Authors: L.I. Weerasinghe, Tharindu Madusanka and Pathmalal M. Manage

Journal: International Journal of Renewable Energy Development

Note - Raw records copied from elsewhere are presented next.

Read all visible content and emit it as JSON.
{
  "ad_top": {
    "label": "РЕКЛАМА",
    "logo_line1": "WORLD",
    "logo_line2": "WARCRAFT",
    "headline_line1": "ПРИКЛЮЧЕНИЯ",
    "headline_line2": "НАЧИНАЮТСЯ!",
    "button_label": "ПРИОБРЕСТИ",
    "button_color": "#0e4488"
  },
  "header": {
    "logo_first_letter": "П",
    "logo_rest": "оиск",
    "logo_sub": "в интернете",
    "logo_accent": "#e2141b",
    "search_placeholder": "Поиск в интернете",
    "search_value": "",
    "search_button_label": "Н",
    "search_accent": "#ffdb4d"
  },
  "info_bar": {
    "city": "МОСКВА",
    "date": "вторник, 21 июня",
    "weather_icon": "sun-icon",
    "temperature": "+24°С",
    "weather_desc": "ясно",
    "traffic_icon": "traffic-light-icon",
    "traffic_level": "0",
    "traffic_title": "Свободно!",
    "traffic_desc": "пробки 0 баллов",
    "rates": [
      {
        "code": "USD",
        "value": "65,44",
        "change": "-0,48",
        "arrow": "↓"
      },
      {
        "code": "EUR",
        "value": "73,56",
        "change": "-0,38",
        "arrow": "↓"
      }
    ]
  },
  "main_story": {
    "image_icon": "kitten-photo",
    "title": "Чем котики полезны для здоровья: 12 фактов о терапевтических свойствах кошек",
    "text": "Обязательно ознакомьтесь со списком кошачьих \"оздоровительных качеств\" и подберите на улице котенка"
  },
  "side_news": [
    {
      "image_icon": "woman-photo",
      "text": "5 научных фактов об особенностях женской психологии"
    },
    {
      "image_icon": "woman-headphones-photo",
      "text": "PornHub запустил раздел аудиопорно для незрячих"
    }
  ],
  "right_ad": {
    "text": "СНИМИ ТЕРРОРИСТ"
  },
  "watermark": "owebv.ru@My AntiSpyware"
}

Over the last decades, the negative impacts of fossil fuel on the environment and increasing demand for energy due to the unavoidable depletion of fossil fuels, has transformed the world’s interests towards alternative fuels. In particular, bioethanol production from cellulosic biomass for the transportation sector has been incrementing since the last decade. The bacterial pathway for bioethanol production is a relatively novel concept and the present study focused on the isolation of potential “cellulase-producing” bacteria from cow dung, compost soil, and termite gut and isolating sugar fermenting bacteria from palm wine. To select potential candidates for cellulase enzyme production, primary and secondary assays were conducted using the Gram’s iodine stain in Carboxy Methyl Cellulose (CMC) medium and the Dinitrosalicylic acid (DNS) assays, respectively. Durham tube assay and Solid-Phase Micro-Extraction (SPME) coupled with Gas Chromatography-Mass Spectrometry (GC-MS) was used to evaluate the sugar fermenting efficiency of the isolated bacteria. Out of 48 bacterial isolates, 27 showed cellulase activity where Nocardiopsis sp. (S-6) demonstrated the highest extracellular crude enzyme activity of endoglucanase (1.56±0.021 U) and total cellulase activity (0.93±0.012 U). The second-highest extracellular crude enzyme activity of endoglucanase (0.21±0.021 U) and total cellulase activity (0.35±0.021 U) was recorded by Bacillus sp. (T-4). Out of a total of 8 bacterial isolates, Achromobacter sp. (PW-7) was positive for sugar fermentation resulting in 3.07% of ethanol in broth medium at 48 h incubation. The results of the study revealed that Nocardiopsis sp. (S-6) had the highest cellulase enzyme activity. However, the highest ethanol percentage was achieved with by having both Bacillus sp. (T-4) and Achromobacter sp. (PW-7) for the simultaneous saccharification and fermentation (SSF) method, as compared to separate hydrolysis and fermentation (SHF) methodologies